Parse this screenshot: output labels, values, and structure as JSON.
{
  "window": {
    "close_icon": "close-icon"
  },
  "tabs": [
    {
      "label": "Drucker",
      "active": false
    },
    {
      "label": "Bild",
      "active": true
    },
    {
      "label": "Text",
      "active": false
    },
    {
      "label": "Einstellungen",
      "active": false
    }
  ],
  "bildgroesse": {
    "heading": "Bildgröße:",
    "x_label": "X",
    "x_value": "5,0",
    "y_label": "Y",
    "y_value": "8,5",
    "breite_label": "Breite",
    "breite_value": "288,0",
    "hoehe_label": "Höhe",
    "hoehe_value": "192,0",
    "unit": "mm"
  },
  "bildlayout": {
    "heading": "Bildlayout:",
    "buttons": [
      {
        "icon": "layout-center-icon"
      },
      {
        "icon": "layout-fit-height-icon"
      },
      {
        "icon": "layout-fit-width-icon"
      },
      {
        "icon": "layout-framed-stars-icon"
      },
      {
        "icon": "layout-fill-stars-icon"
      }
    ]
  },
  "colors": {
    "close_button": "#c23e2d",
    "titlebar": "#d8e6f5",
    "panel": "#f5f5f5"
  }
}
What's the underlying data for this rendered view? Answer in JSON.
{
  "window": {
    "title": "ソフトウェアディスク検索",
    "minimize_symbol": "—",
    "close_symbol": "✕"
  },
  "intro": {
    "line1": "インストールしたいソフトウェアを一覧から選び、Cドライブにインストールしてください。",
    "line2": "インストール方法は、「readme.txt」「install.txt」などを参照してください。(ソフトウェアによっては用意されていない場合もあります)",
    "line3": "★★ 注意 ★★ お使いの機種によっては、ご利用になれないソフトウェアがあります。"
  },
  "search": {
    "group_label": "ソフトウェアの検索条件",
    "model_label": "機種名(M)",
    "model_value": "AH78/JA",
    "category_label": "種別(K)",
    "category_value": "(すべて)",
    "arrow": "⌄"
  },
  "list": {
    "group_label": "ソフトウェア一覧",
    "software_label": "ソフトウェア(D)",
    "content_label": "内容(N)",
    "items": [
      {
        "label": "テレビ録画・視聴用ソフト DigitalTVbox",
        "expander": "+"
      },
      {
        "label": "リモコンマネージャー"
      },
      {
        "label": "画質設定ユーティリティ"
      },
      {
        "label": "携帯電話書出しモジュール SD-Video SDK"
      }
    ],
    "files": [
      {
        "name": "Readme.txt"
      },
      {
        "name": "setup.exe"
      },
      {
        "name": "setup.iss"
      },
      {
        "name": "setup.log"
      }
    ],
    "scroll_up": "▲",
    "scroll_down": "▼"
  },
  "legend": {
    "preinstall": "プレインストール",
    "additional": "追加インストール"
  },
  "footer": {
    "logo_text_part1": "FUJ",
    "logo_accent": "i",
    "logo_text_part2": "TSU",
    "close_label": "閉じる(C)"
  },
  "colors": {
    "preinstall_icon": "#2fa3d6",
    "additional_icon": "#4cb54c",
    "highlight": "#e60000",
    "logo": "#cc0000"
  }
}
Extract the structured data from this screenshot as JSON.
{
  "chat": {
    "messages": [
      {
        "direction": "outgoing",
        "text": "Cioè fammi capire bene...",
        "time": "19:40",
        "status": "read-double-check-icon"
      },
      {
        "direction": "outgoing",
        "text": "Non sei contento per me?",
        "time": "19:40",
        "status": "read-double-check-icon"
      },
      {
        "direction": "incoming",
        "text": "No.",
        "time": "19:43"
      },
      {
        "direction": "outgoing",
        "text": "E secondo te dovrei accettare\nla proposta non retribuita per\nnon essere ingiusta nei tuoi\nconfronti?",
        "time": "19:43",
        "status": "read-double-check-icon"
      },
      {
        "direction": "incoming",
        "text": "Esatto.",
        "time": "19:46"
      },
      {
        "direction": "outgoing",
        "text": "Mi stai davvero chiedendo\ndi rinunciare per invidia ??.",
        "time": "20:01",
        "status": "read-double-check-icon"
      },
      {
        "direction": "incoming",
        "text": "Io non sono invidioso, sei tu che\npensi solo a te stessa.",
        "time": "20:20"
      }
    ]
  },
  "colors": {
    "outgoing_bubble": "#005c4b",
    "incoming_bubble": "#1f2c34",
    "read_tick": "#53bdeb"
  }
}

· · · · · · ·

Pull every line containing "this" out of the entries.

▸ **Answer space**
Parse this screenshot: output labels, values, and structure as JSON.
What's the underlying data for this rendered view? Answer in JSON.
Extract the structured data from this screenshot as JSON.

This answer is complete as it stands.